GREAT FALLS — The Board of Regents adopted a new, two-year schedule for tuition and fee increases for the 26,000 students in the state's University System Thursday and then warned university leaders that the way campus business is done will change.
The regents criticized the state for keeping its funding for higher education flat over the next two years and expressed dismay over the 12.25 percent boost in tuition that they approved for Montana State University.
Tuition at the University of Montana will go up 8.75 percent in each of the next two years, and tuition at the state's smaller campuses across Montana also will rise, with MSU-Billings leading that group at 12 percent.
"This state is in a lot of trouble," said Regent John Mercer of Polson, who was a four-term speaker of the Montana House. "If support (for higher education) is frozen, this state will sink."
Aaron Flint, student body president at the University of Montana, said student lobbyists urged lawmakers to increase higher education funding during this year's legislative session.
The Legislature refused, leaving the University of Montana with a $21 million shortfall over the next two years and Montana State University with a $24 million shortfall.
Over the next two years, students attending Montana's public colleges and universities will pay an additional $39 million in tuition and even more in fees.
The only student objection to the tuition increases came from the Missoula campus, where Flint said students didn't want to use 1 percent of the 8.75 percent tuition boost to hire tenured faculty.
Instead, the students wanted to drop the tuition increase to 7.75 percent.
UM leaders said 1 percent of the 8.75 percent tuition increase would be dedicated to hiring tenured — as opposed to adjunct or temporary — faculty to help students with their writing. The board ultimately rejected Flint's suggestion.
Regents said they accepted the budget recommended by the UM and MSU presidents because, as Mercer said, "we don't have any other choice to keep the system going."
However, Mercer urged university leaders to present the board with more budget options in the future.
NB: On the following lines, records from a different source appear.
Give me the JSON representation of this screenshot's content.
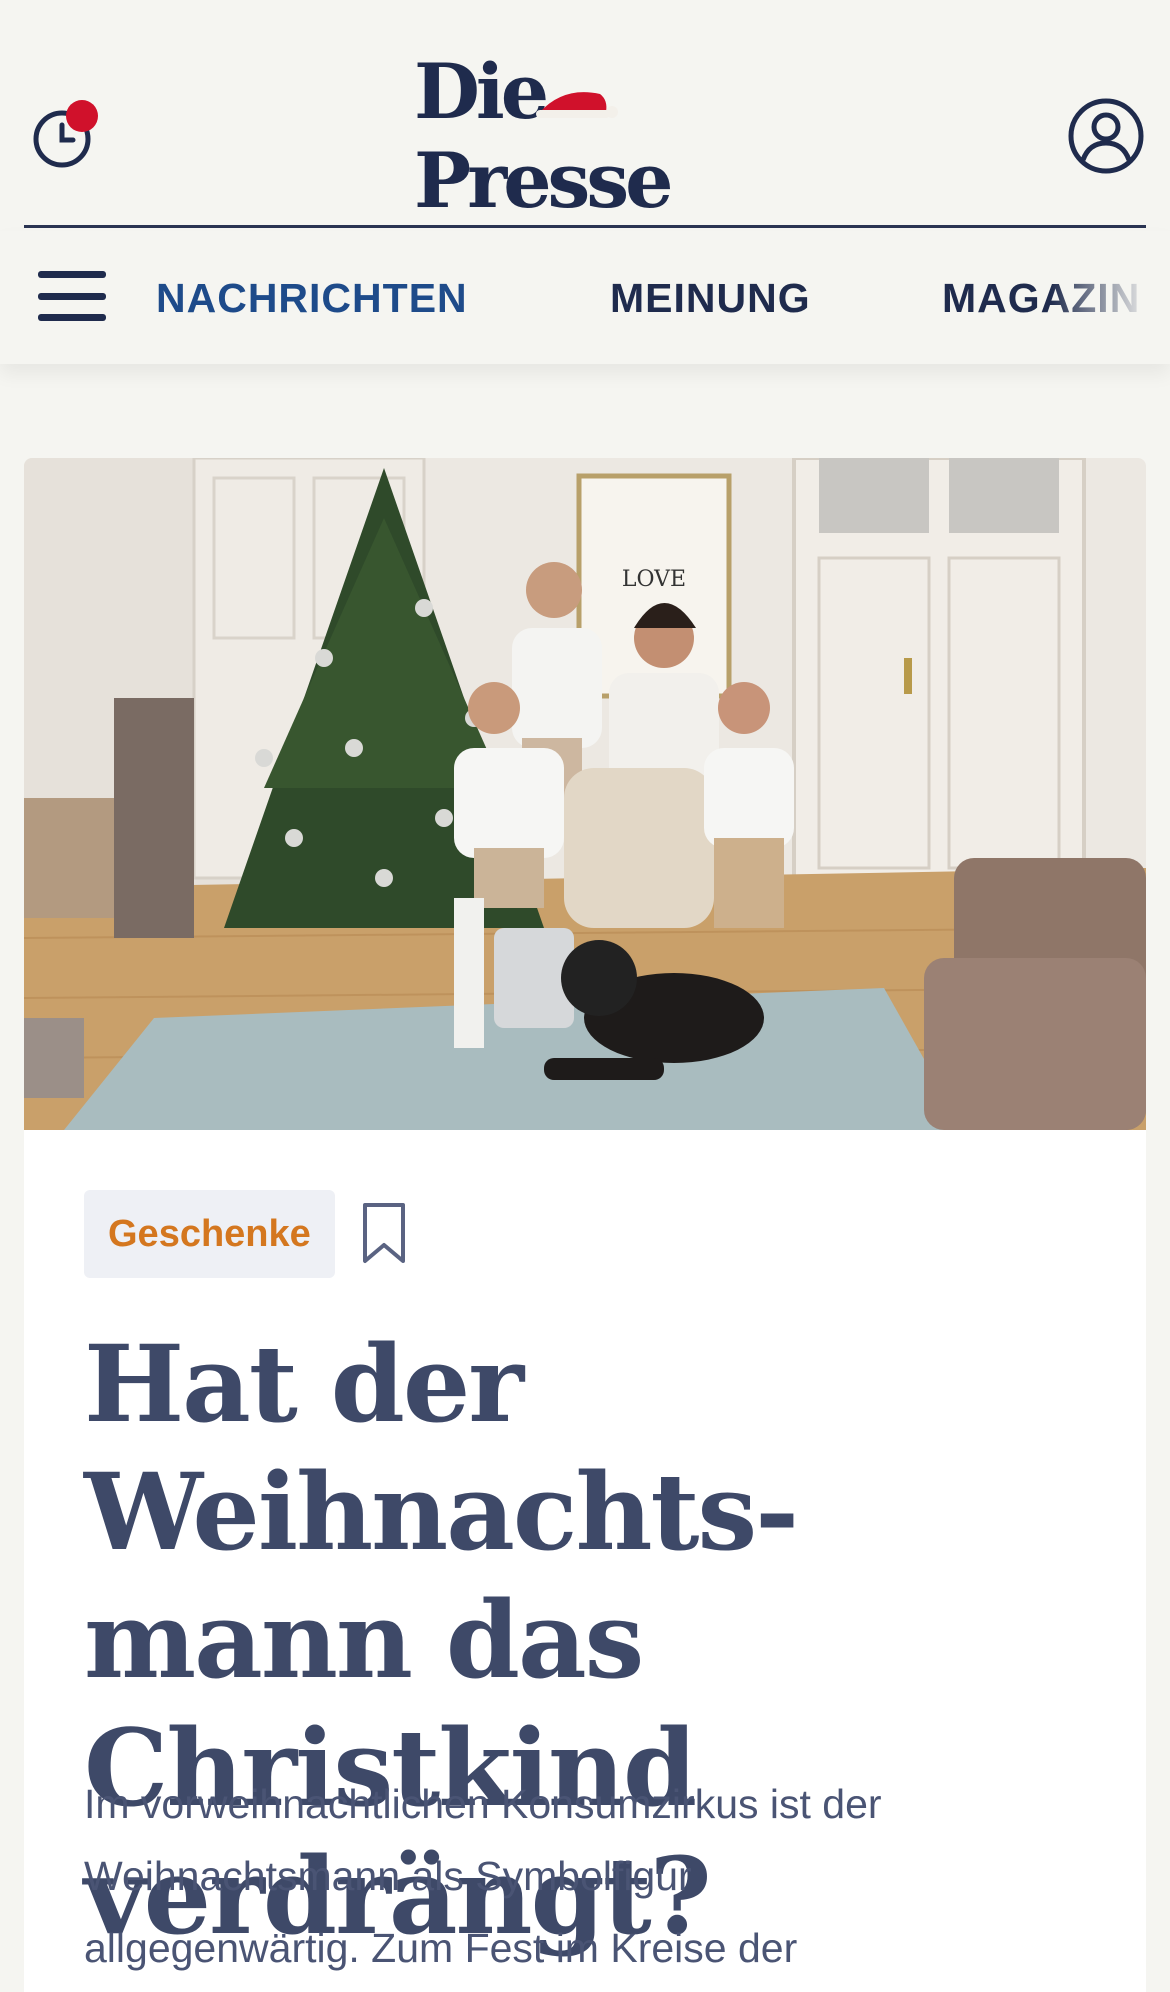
{
  "header": {
    "logo_text": "Die Presse",
    "clock_icon": "clock-icon",
    "user_icon": "user-icon"
  },
  "nav": {
    "menu_icon": "hamburger-menu-icon",
    "items": [
      {
        "label": "NACHRICHTEN",
        "active": true
      },
      {
        "label": "MEINUNG",
        "active": false
      },
      {
        "label": "MAGAZIN",
        "active": false
      }
    ]
  },
  "article": {
    "tag": "Geschenke",
    "bookmark_icon": "bookmark-icon",
    "headline": "Hat der Weihnachts-\nmann das Christkind\nverdrängt?",
    "lead": "Im vorweihnachtlichen Konsumzirkus ist der\nWeihnachtsmann als Symbolfigur\nallgegenwärtig. Zum Fest im Kreise der",
    "poster_text": "LOVE"
  },
  "colors": {
    "background": "#f5f5f1",
    "brand_navy": "#1f2b4d",
    "active_nav": "#1e4b8a",
    "tag_text": "#d4771f",
    "notification_dot": "#d0112b",
    "headline": "#3e4968"
  }
}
He said Montana needs to use higher education as an engine for economic development.
"We cannot accept that the idea that (the state economy) won't grow," Mercer said. "If we don't grow, we're dead."
Regent Mark Semmens of Great Falls said he wants MSU to share more of the money that out-of-state students generate there with the campus' smaller, affiliate colleges.
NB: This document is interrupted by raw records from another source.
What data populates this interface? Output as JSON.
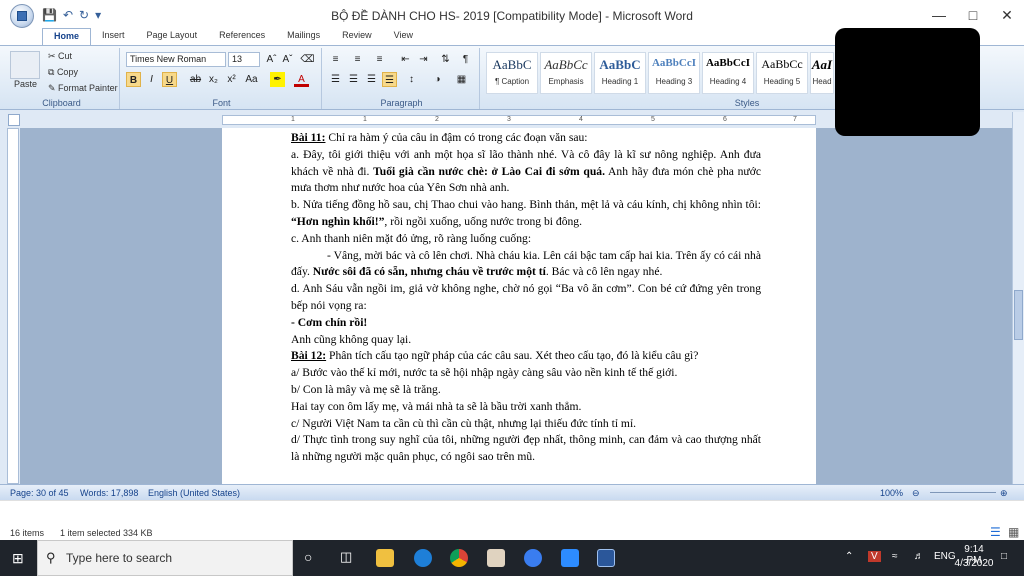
{
  "window": {
    "title": "BỘ ĐỀ DÀNH CHO HS- 2019 [Compatibility Mode] - Microsoft Word",
    "qat": [
      "save-icon",
      "undo-icon",
      "redo-icon"
    ]
  },
  "tabs": [
    "Home",
    "Insert",
    "Page Layout",
    "References",
    "Mailings",
    "Review",
    "View"
  ],
  "ribbon": {
    "clipboard": {
      "label": "Clipboard",
      "paste": "Paste",
      "cut": "Cut",
      "copy": "Copy",
      "format_painter": "Format Painter"
    },
    "font": {
      "label": "Font",
      "family": "Times New Roman",
      "size": "13"
    },
    "paragraph": {
      "label": "Paragraph"
    },
    "styles": {
      "label": "Styles",
      "items": [
        {
          "preview": "AaBbC",
          "name": "¶ Caption"
        },
        {
          "preview": "AaBbCc",
          "name": "Emphasis"
        },
        {
          "preview": "AaBbC",
          "name": "Heading 1"
        },
        {
          "preview": "AaBbCcI",
          "name": "Heading 3"
        },
        {
          "preview": "AaBbCcI",
          "name": "Heading 4"
        },
        {
          "preview": "AaBbCc",
          "name": "Heading 5"
        },
        {
          "preview": "AaI",
          "name": "Head"
        }
      ]
    }
  },
  "ruler": {
    "numbers": [
      "1",
      "1",
      "2",
      "3",
      "4",
      "5",
      "6",
      "7"
    ]
  },
  "document": {
    "l1_label": "Bài 11:",
    "l1_rest": " Chỉ ra hàm ý của câu in đậm có trong các đoạn văn sau:",
    "pa_1": "a. Đây, tôi giới thiệu với anh một họa sĩ lão thành nhé. Và cô đây là kĩ sư nông nghiệp. Anh đưa khách về nhà đi. ",
    "pa_bold": "Tuổi già cần nước chè: ở Lào Cai đi sớm quá.",
    "pa_2": " Anh hãy đưa món chè pha nước mưa thơm như nước hoa của Yên Sơn nhà anh.",
    "pb_1": "b. Nửa tiếng đồng hồ sau, chị Thao chui vào hang. Bình thản, mệt lả và cáu kính, chị không nhìn tôi: ",
    "pb_bold": "“Hơn nghìn khối!”",
    "pb_2": ", rồi ngồi xuống, uống nước trong bi đông.",
    "pc": "c. Anh thanh niên mặt đỏ ửng, rõ ràng luống cuống:",
    "pc2_1": "- Vâng, mời bác và cô lên chơi. Nhà cháu kia. Lên cái bậc tam cấp hai kia. Trên ấy có cái nhà đấy. ",
    "pc2_bold": "Nước sôi đã có sẵn, nhưng cháu về trước một tí",
    "pc2_2": ". Bác và cô lên ngay nhé.",
    "pd": "d. Anh Sáu vẫn ngồi im, giả vờ không nghe, chờ nó gọi “Ba vô ăn cơm”. Con bé cứ đứng yên trong bếp nói vọng ra:",
    "pd2": "- Cơm chín rồi!",
    "pd3": " Anh cũng không quay lại.",
    "l12_label": "Bài 12:",
    "l12_rest": "  Phân tích cấu tạo ngữ pháp của các câu sau. Xét theo cấu tạo, đó là kiểu câu gì?",
    "q_a": "a/  Bước vào thế kỉ mới, nước ta sẽ hội nhập ngày càng sâu vào nền kinh tế thế giới.",
    "q_b": "b/  Con là mây và mẹ sẽ là trăng.",
    "q_b2": "Hai tay con ôm lấy mẹ, và mái nhà ta sẽ là bầu trời xanh thẳm.",
    "q_c": "c/ Người Việt Nam ta cần cù thì cần cù thật, nhưng lại thiếu đức tính tỉ mỉ.",
    "q_d": "d/ Thực tình trong suy nghĩ của tôi, những người đẹp nhất, thông minh, can đảm và cao thượng nhất là những người mặc quân phục, có ngôi sao trên mũ."
  },
  "status": {
    "page": "Page: 30 of 45",
    "words": "Words: 17,898",
    "language": "English (United States)",
    "zoom": "100%"
  },
  "explorer": {
    "items": "16 items",
    "selected": "1 item selected  334 KB"
  },
  "taskbar": {
    "search_placeholder": "Type here to search",
    "lang": "ENG",
    "time": "9:14 PM",
    "date": "4/3/2020"
  }
}
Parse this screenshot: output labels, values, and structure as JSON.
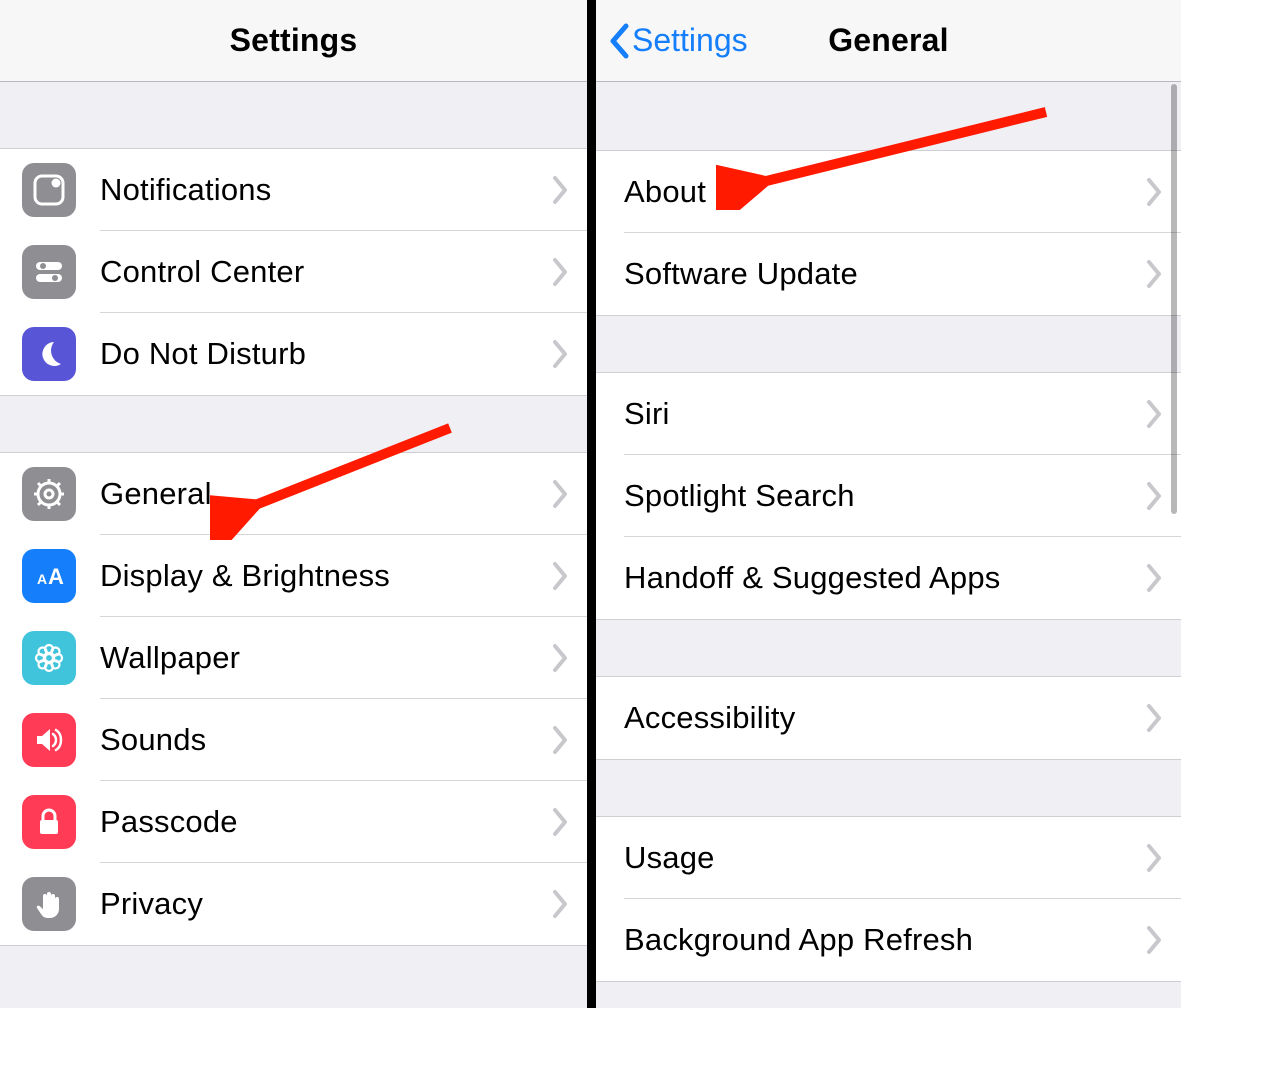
{
  "left": {
    "title": "Settings",
    "groups": [
      [
        {
          "id": "notifications",
          "label": "Notifications",
          "iconClass": "ic-notif",
          "iconName": "notifications-icon"
        },
        {
          "id": "control-center",
          "label": "Control Center",
          "iconClass": "ic-control",
          "iconName": "control-center-icon"
        },
        {
          "id": "dnd",
          "label": "Do Not Disturb",
          "iconClass": "ic-dnd",
          "iconName": "moon-icon"
        }
      ],
      [
        {
          "id": "general",
          "label": "General",
          "iconClass": "ic-general",
          "iconName": "gear-icon"
        },
        {
          "id": "display",
          "label": "Display & Brightness",
          "iconClass": "ic-display",
          "iconName": "text-size-icon"
        },
        {
          "id": "wallpaper",
          "label": "Wallpaper",
          "iconClass": "ic-wall",
          "iconName": "flower-icon"
        },
        {
          "id": "sounds",
          "label": "Sounds",
          "iconClass": "ic-sound",
          "iconName": "speaker-icon"
        },
        {
          "id": "passcode",
          "label": "Passcode",
          "iconClass": "ic-pass",
          "iconName": "lock-icon"
        },
        {
          "id": "privacy",
          "label": "Privacy",
          "iconClass": "ic-privacy",
          "iconName": "hand-icon"
        }
      ]
    ]
  },
  "right": {
    "backLabel": "Settings",
    "title": "General",
    "groups": [
      [
        {
          "id": "about",
          "label": "About"
        },
        {
          "id": "software",
          "label": "Software Update"
        }
      ],
      [
        {
          "id": "siri",
          "label": "Siri"
        },
        {
          "id": "spotlight",
          "label": "Spotlight Search"
        },
        {
          "id": "handoff",
          "label": "Handoff & Suggested Apps"
        }
      ],
      [
        {
          "id": "accessibility",
          "label": "Accessibility"
        }
      ],
      [
        {
          "id": "usage",
          "label": "Usage"
        },
        {
          "id": "bgrefresh",
          "label": "Background App Refresh"
        }
      ]
    ]
  },
  "annotations": {
    "arrow_targets": [
      "general",
      "about"
    ]
  }
}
UM is transferring $4.6 million from its Missoula campus to its smaller campuses in Helena, Butte and Dillon while MSU is moving $1.6 million from its flagship university to its affiliate campuses in Havre, Great Falls and Billings.
UM is also cutting $7.1 million from its budget while MSU is slashing $3.1 million.